# Given entries

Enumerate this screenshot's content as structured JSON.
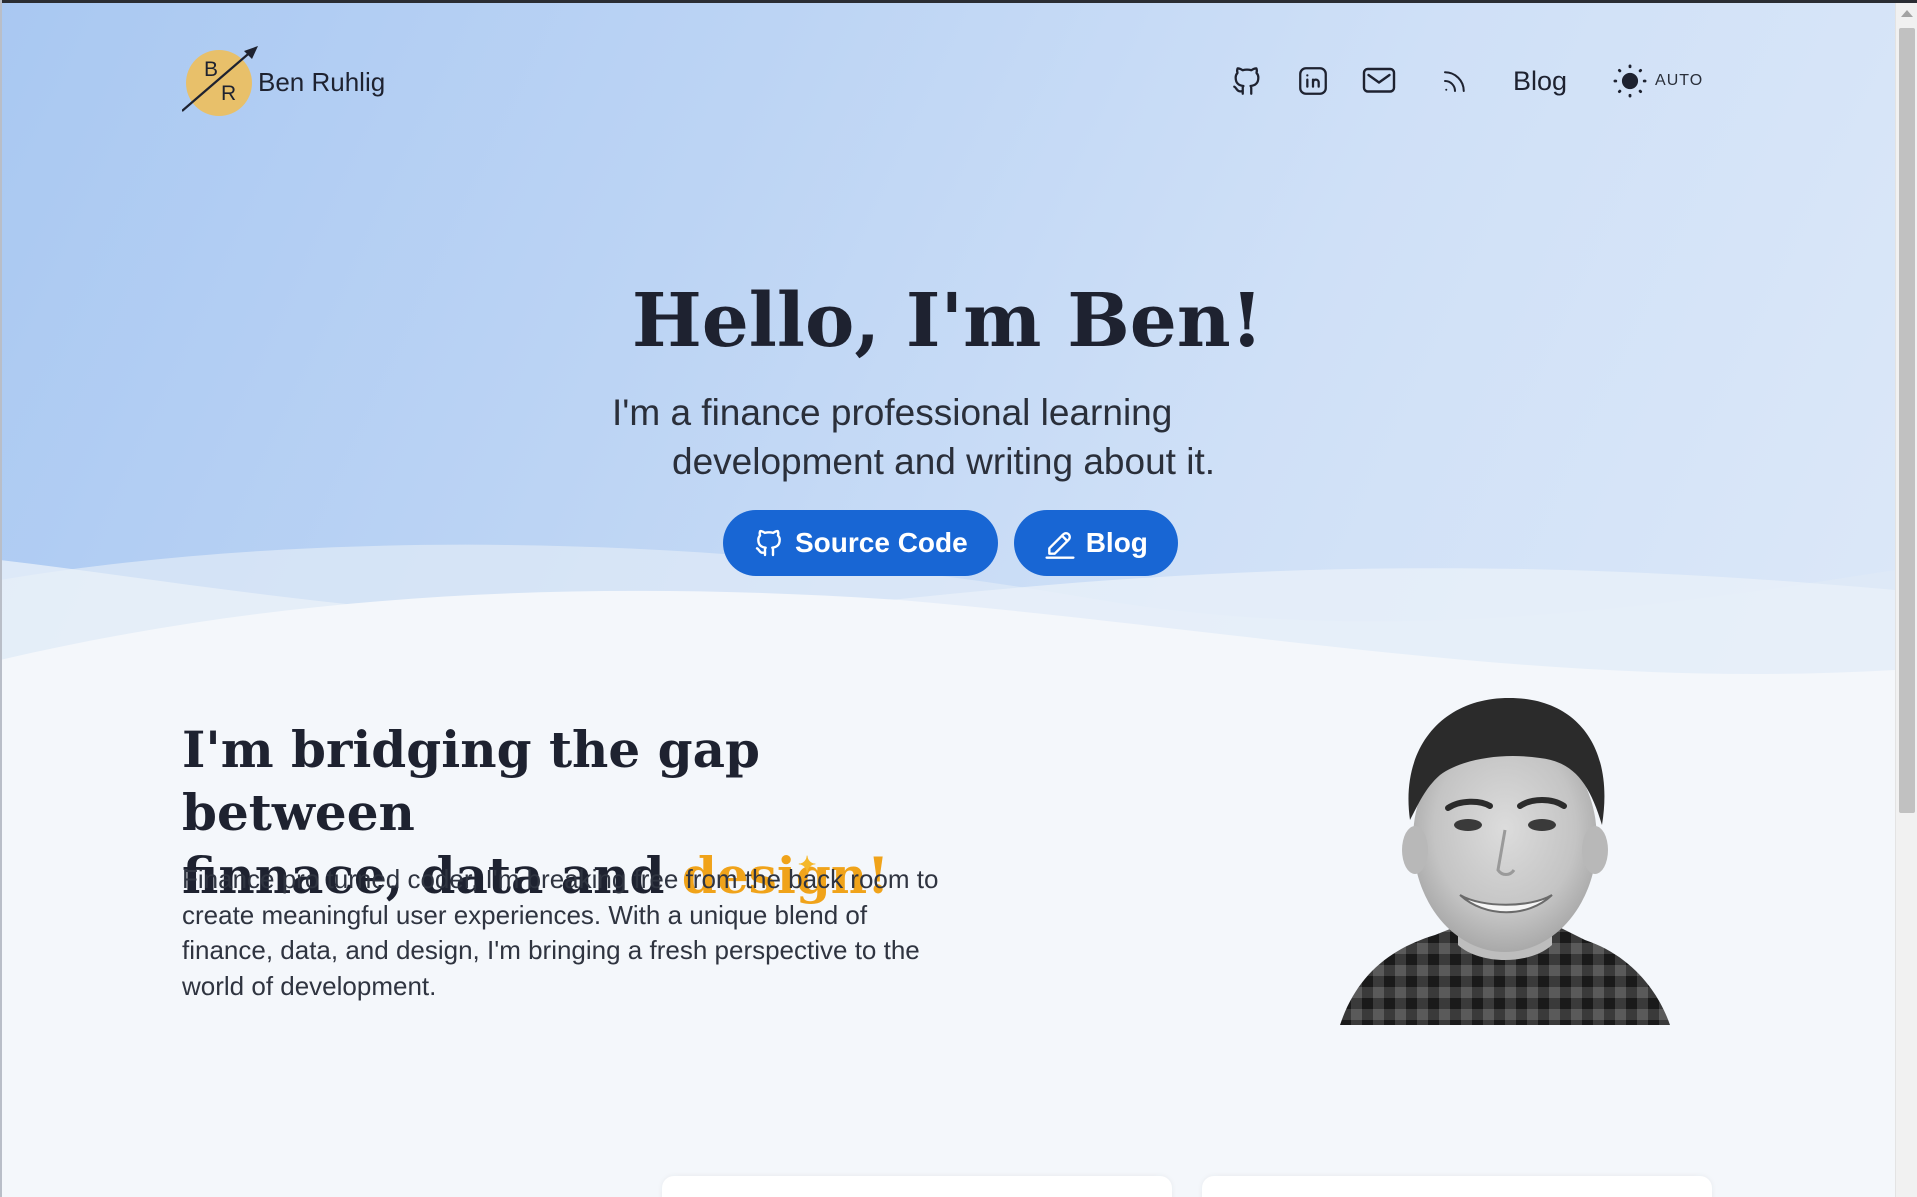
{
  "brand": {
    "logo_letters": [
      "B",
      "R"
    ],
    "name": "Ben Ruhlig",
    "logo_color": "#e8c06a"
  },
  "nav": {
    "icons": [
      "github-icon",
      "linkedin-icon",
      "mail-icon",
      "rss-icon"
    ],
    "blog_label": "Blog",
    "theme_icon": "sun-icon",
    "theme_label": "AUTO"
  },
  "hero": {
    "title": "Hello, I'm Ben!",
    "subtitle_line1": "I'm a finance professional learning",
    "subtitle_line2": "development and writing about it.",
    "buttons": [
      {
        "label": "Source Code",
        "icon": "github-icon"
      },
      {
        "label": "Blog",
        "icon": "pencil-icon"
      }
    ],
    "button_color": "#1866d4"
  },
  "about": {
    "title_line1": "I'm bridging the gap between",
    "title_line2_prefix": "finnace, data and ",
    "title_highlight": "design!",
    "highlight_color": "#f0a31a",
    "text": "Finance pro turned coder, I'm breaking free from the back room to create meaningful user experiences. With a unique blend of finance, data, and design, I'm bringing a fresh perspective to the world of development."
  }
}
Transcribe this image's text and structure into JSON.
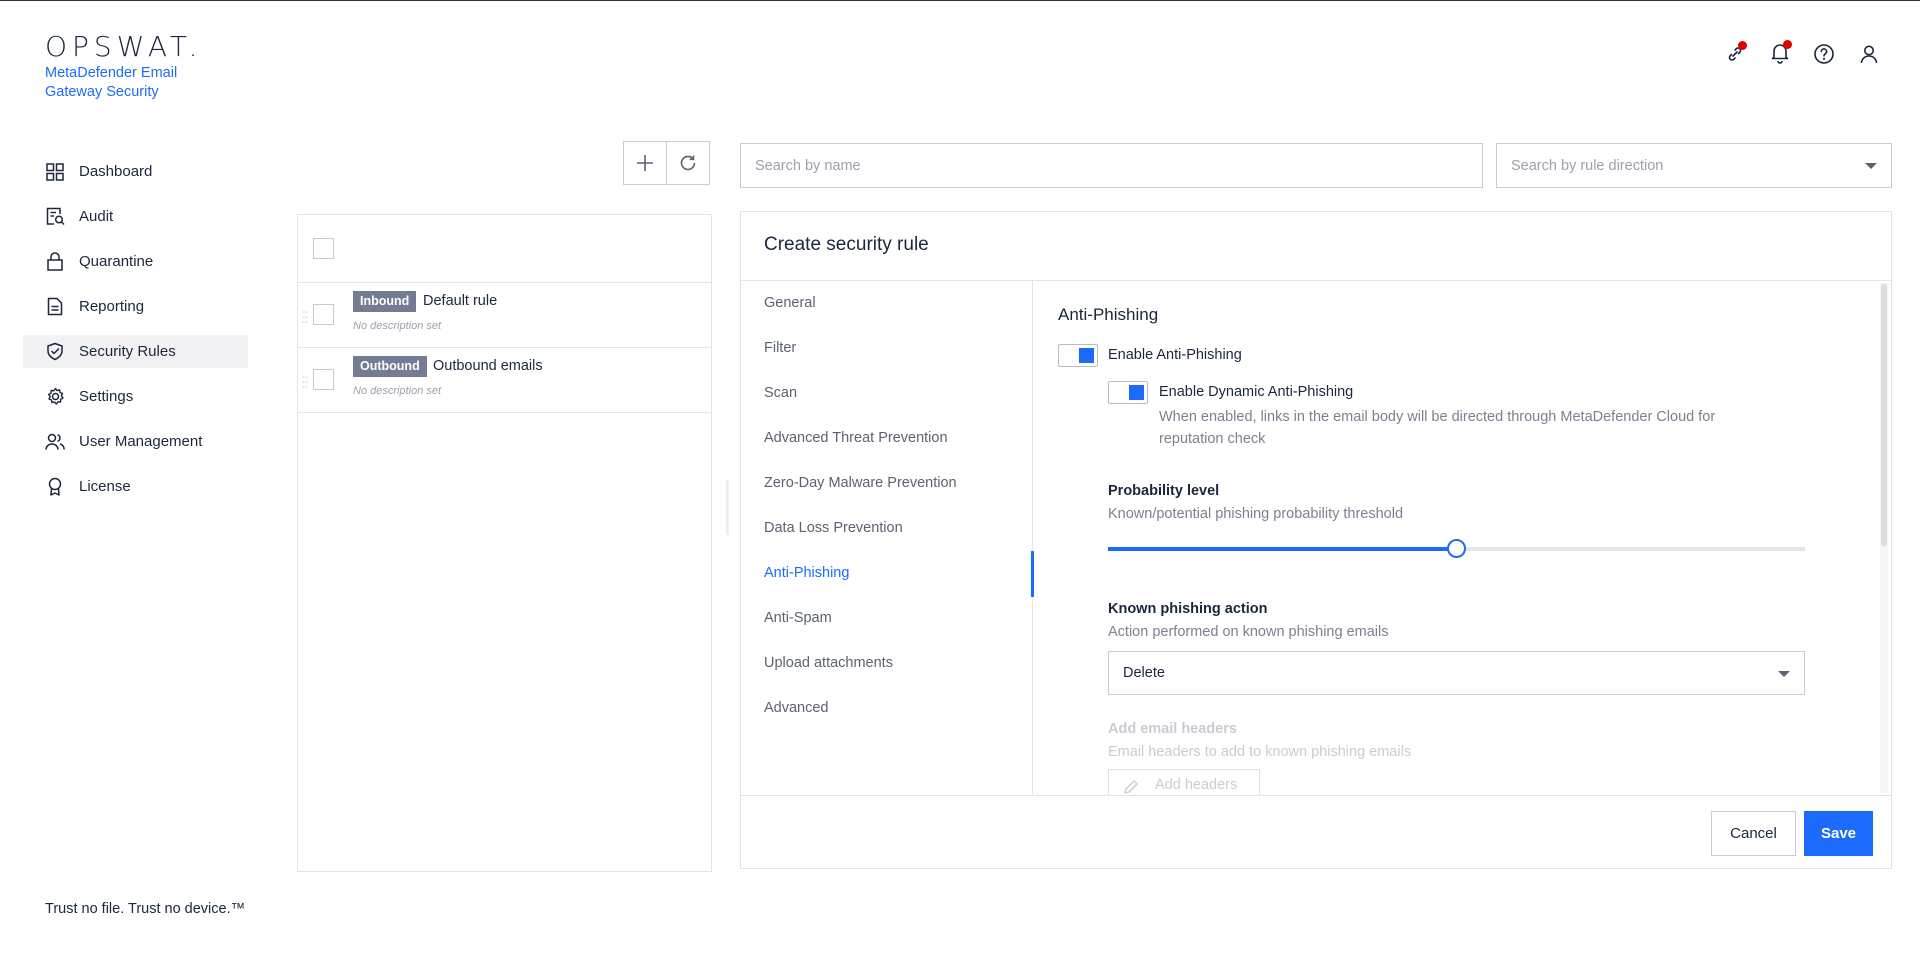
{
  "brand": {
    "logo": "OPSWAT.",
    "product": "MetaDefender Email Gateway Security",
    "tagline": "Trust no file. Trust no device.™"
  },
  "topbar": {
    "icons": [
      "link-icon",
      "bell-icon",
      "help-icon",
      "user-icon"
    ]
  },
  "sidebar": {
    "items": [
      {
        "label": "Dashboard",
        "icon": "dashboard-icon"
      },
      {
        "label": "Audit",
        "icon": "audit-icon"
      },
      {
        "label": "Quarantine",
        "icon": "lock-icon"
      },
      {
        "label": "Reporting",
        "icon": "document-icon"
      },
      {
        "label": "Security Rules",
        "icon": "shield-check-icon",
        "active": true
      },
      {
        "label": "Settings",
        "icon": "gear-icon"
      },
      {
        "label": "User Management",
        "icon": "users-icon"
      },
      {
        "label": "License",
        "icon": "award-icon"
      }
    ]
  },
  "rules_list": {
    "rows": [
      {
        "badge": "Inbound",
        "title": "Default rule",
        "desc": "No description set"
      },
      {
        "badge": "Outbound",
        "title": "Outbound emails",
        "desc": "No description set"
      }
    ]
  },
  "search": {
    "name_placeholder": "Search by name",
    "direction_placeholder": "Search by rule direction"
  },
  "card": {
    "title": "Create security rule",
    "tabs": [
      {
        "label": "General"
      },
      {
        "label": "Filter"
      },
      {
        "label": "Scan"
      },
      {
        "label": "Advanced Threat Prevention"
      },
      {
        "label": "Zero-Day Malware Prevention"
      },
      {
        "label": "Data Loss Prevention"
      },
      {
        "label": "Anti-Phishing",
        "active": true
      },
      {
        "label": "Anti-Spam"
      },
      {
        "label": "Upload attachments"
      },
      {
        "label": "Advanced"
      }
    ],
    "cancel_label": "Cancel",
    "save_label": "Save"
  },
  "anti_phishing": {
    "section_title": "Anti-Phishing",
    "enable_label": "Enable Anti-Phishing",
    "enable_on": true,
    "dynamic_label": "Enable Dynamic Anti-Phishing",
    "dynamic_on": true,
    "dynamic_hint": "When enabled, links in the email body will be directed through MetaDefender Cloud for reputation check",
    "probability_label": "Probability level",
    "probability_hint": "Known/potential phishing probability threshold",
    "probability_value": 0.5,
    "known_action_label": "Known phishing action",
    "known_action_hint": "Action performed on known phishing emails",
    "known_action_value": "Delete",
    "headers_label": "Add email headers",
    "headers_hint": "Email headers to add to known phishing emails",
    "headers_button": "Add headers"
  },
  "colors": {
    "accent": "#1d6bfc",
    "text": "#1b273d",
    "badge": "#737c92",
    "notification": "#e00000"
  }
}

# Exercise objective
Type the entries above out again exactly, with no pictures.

# Exercise result
Enumerate this screenshot's content as structured JSON.
{
  "brand": {
    "logo_letters": [
      "B",
      "R"
    ],
    "name": "Ben Ruhlig",
    "logo_color": "#e8c06a"
  },
  "nav": {
    "icons": [
      "github-icon",
      "linkedin-icon",
      "mail-icon",
      "rss-icon"
    ],
    "blog_label": "Blog",
    "theme_icon": "sun-icon",
    "theme_label": "AUTO"
  },
  "hero": {
    "title": "Hello, I'm Ben!",
    "subtitle_line1": "I'm a finance professional learning",
    "subtitle_line2": "development and writing about it.",
    "buttons": [
      {
        "label": "Source Code",
        "icon": "github-icon"
      },
      {
        "label": "Blog",
        "icon": "pencil-icon"
      }
    ],
    "button_color": "#1866d4"
  },
  "about": {
    "title_line1": "I'm bridging the gap between",
    "title_line2_prefix": "finnace, data and ",
    "title_highlight": "design!",
    "highlight_color": "#f0a31a",
    "text": "Finance pro turned coder, I'm breaking free from the back room to create meaningful user experiences. With a unique blend of finance, data, and design, I'm bringing a fresh perspective to the world of development."
  }
}
Transcribe this image's text and structure into JSON.
{
  "brand": {
    "logo": "OPSWAT.",
    "product": "MetaDefender Email Gateway Security",
    "tagline": "Trust no file. Trust no device.™"
  },
  "topbar": {
    "icons": [
      "link-icon",
      "bell-icon",
      "help-icon",
      "user-icon"
    ]
  },
  "sidebar": {
    "items": [
      {
        "label": "Dashboard",
        "icon": "dashboard-icon"
      },
      {
        "label": "Audit",
        "icon": "audit-icon"
      },
      {
        "label": "Quarantine",
        "icon": "lock-icon"
      },
      {
        "label": "Reporting",
        "icon": "document-icon"
      },
      {
        "label": "Security Rules",
        "icon": "shield-check-icon",
        "active": true
      },
      {
        "label": "Settings",
        "icon": "gear-icon"
      },
      {
        "label": "User Management",
        "icon": "users-icon"
      },
      {
        "label": "License",
        "icon": "award-icon"
      }
    ]
  },
  "rules_list": {
    "rows": [
      {
        "badge": "Inbound",
        "title": "Default rule",
        "desc": "No description set"
      },
      {
        "badge": "Outbound",
        "title": "Outbound emails",
        "desc": "No description set"
      }
    ]
  },
  "search": {
    "name_placeholder": "Search by name",
    "direction_placeholder": "Search by rule direction"
  },
  "card": {
    "title": "Create security rule",
    "tabs": [
      {
        "label": "General"
      },
      {
        "label": "Filter"
      },
      {
        "label": "Scan"
      },
      {
        "label": "Advanced Threat Prevention"
      },
      {
        "label": "Zero-Day Malware Prevention"
      },
      {
        "label": "Data Loss Prevention"
      },
      {
        "label": "Anti-Phishing",
        "active": true
      },
      {
        "label": "Anti-Spam"
      },
      {
        "label": "Upload attachments"
      },
      {
        "label": "Advanced"
      }
    ],
    "cancel_label": "Cancel",
    "save_label": "Save"
  },
  "anti_phishing": {
    "section_title": "Anti-Phishing",
    "enable_label": "Enable Anti-Phishing",
    "enable_on": true,
    "dynamic_label": "Enable Dynamic Anti-Phishing",
    "dynamic_on": true,
    "dynamic_hint": "When enabled, links in the email body will be directed through MetaDefender Cloud for reputation check",
    "probability_label": "Probability level",
    "probability_hint": "Known/potential phishing probability threshold",
    "probability_value": 0.5,
    "known_action_label": "Known phishing action",
    "known_action_hint": "Action performed on known phishing emails",
    "known_action_value": "Delete",
    "headers_label": "Add email headers",
    "headers_hint": "Email headers to add to known phishing emails",
    "headers_button": "Add headers"
  },
  "colors": {
    "accent": "#1d6bfc",
    "text": "#1b273d",
    "badge": "#737c92",
    "notification": "#e00000"
  }
}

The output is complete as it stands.